STUDIO CONSTRUCTS FOR TEACHING AND LEARNING

C.M. Magee

The George Washington University, Graduate School of Education and Human Development (UNITED STATES)
This qualitative research study was prompted by the global necessity for education to focus upon the development of collaborative problem solving skills to address issues facing the human race that transcend culture and geography Issues of a global economy, caring for the environment, solving issues of hunger and disease and the quest for peaceful means for settling disputes all require a movement away from industrial-based education to collaborative-information based education. The objectives of this research study were to formulate a theoretical framework, understand the environmental factors and teacher dispositions necessary to create a studio learning environment for all subject content areas that fosters high level critical thinking and problem solving skills necessary for students to become engaged in addressing the issues of a global society. The study focused on an arts-based pre-school inspired by Reggio Emilia and a science-based studio used for teaching physics in a higher education classroom at MIT. A multi-faceted theoretical lens was constructed to analyze data blending: The Theory of Multiple Intelligences, the ethics of caring, Studio Thinking Frameworks, and Universal Design for Learning (UDL). The study took place over the course of a semester, using observation and interview to gain a holistic understanding of studio that served as a foundation in to constructing a blended theory studio model. The study revealed that the studio environment is conducive to active problem solving at the earliest and the highest grade levels.

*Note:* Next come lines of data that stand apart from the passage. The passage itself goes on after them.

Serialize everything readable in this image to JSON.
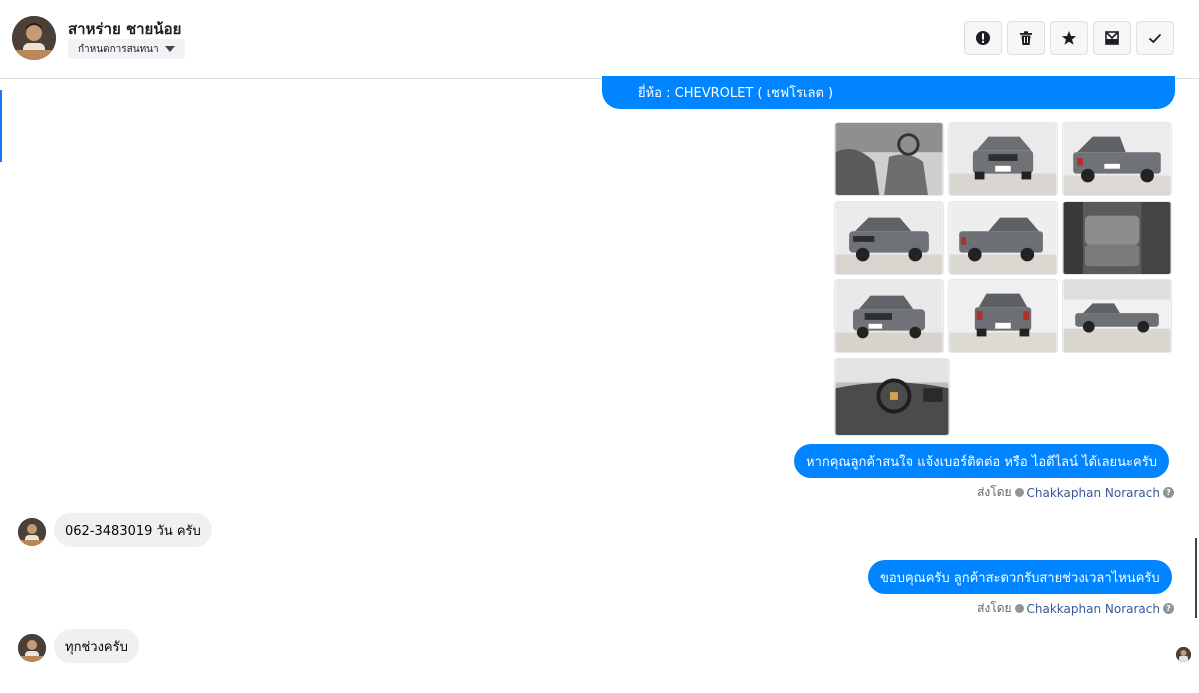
{
  "header": {
    "contact_name": "สาหร่าย ชายน้อย",
    "label_select": "กำหนดการสนทนา",
    "actions": [
      {
        "name": "report-button",
        "icon": "alert-circle-icon"
      },
      {
        "name": "delete-button",
        "icon": "trash-icon"
      },
      {
        "name": "star-button",
        "icon": "star-icon"
      },
      {
        "name": "mark-unread-button",
        "icon": "mail-icon"
      },
      {
        "name": "mark-done-button",
        "icon": "check-icon"
      }
    ]
  },
  "messages": {
    "brand_line": "ยี่ห้อ : CHEVROLET ( เชฟโรเลต )",
    "photo_count": 10,
    "msg_contact_request": "หากคุณลูกค้าสนใจ แจ้งเบอร์ติดต่อ หรือ ไอดีไลน์ ได้เลยนะครับ",
    "sent_by_prefix": "ส่งโดย",
    "sender_name": "Chakkaphan Norarach",
    "reply_phone": "062-3483019 วัน ครับ",
    "msg_time_question": "ขอบคุณครับ ลูกค้าสะดวกรับสายช่วงเวลาไหนครับ",
    "reply_anytime": "ทุกช่วงครับ",
    "help_glyph": "?"
  },
  "colors": {
    "outgoing_bubble": "#0084ff",
    "incoming_bubble": "#f0f0f0",
    "sender_link": "#385898"
  }
}
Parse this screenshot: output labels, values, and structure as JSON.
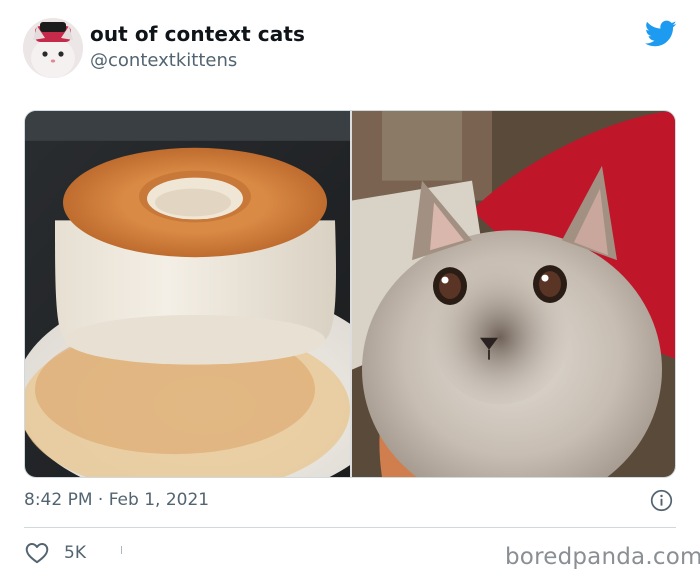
{
  "tweet": {
    "display_name": "out of context cats",
    "handle": "@contextkittens",
    "timestamp": "8:42 PM · Feb 1, 2021",
    "likes": "5K"
  },
  "media": {
    "images": [
      {
        "subject": "flan"
      },
      {
        "subject": "cat"
      }
    ]
  },
  "icons": {
    "brand": "twitter-bird-icon",
    "info": "info-icon",
    "like": "heart-icon"
  },
  "colors": {
    "twitter_blue": "#1d9bf0",
    "secondary_text": "#536471",
    "divider": "#cfd9de"
  },
  "watermark": "boredpanda.com"
}
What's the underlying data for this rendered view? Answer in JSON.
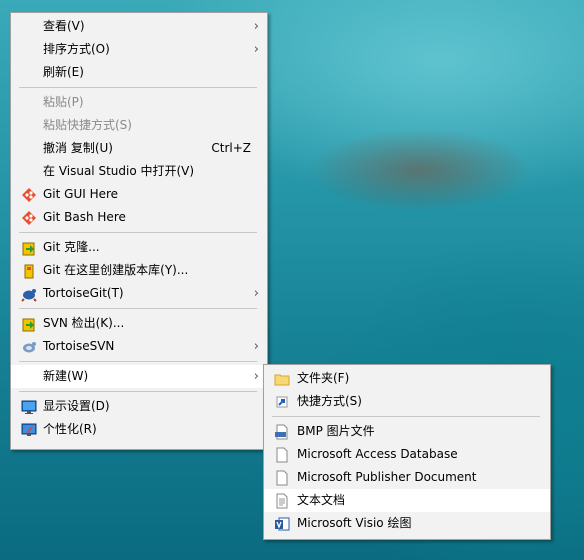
{
  "context_menu": {
    "view": "查看(V)",
    "sort": "排序方式(O)",
    "refresh": "刷新(E)",
    "paste": "粘贴(P)",
    "paste_shortcut": "粘贴快捷方式(S)",
    "undo": "撤消 复制(U)",
    "undo_shortcut": "Ctrl+Z",
    "open_vs": "在 Visual Studio 中打开(V)",
    "git_gui": "Git GUI Here",
    "git_bash": "Git Bash Here",
    "git_clone": "Git 克隆...",
    "git_create_repo": "Git 在这里创建版本库(Y)...",
    "tortoisegit": "TortoiseGit(T)",
    "svn_checkout": "SVN 检出(K)...",
    "tortoisesvn": "TortoiseSVN",
    "new": "新建(W)",
    "display_settings": "显示设置(D)",
    "personalize": "个性化(R)"
  },
  "submenu_new": {
    "folder": "文件夹(F)",
    "shortcut": "快捷方式(S)",
    "bmp": "BMP 图片文件",
    "access": "Microsoft Access Database",
    "publisher": "Microsoft Publisher Document",
    "text": "文本文档",
    "visio": "Microsoft Visio 绘图"
  },
  "icons": {
    "git_gui": "git-diamond-icon",
    "git_bash": "git-diamond-icon",
    "git_clone": "tortoisegit-clone-icon",
    "git_create_repo": "tortoisegit-repo-icon",
    "tortoisegit": "tortoisegit-icon",
    "svn_checkout": "svn-checkout-icon",
    "tortoisesvn": "tortoisesvn-icon",
    "display_settings": "monitor-icon",
    "personalize": "personalize-icon",
    "folder": "folder-icon",
    "shortcut": "shortcut-icon",
    "bmp": "bmp-file-icon",
    "access": "blank-file-icon",
    "publisher": "blank-file-icon",
    "text": "text-file-icon",
    "visio": "visio-icon"
  }
}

The emergent themes revealed through this research study found that studio classrooms support:
a) egalitarian practice in the classroom,
b) active individualized student-centered learning and engagement,
c) multiple ways of acquiring and applying knowledge
d) seamless embedding of accommodations and technology,
e) collaboration and community and,
f) comfort and caring.

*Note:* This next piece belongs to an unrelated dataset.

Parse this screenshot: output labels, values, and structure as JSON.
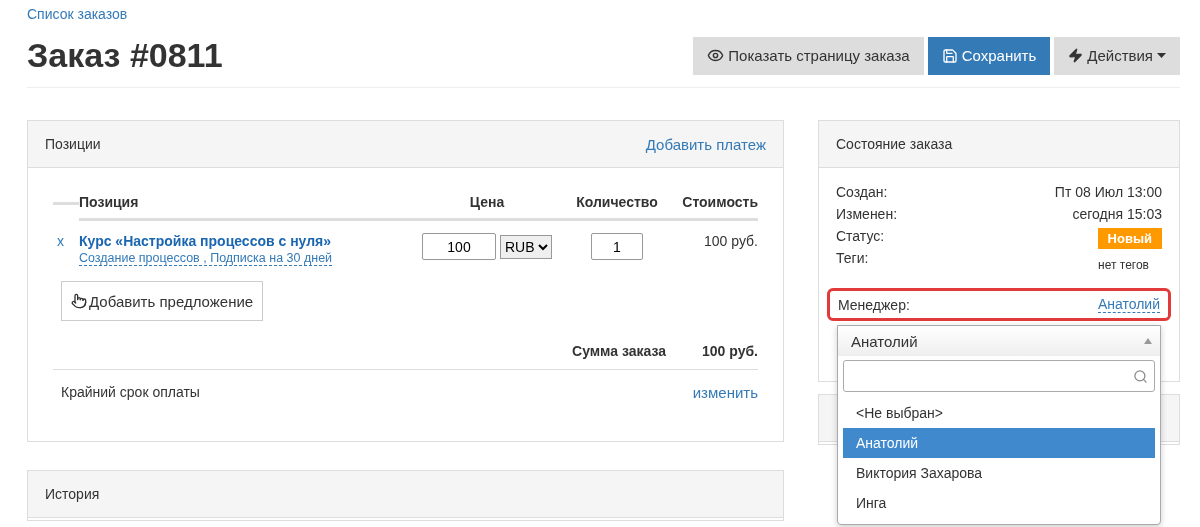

This study is significant in showing that a studio model for teaching and learning can create an environment that is flexible in serving the needs of a diversity of students while supporting the acquisition of 21st Century learning skills that include higher level abstract thinking, critical thinking and problem solving.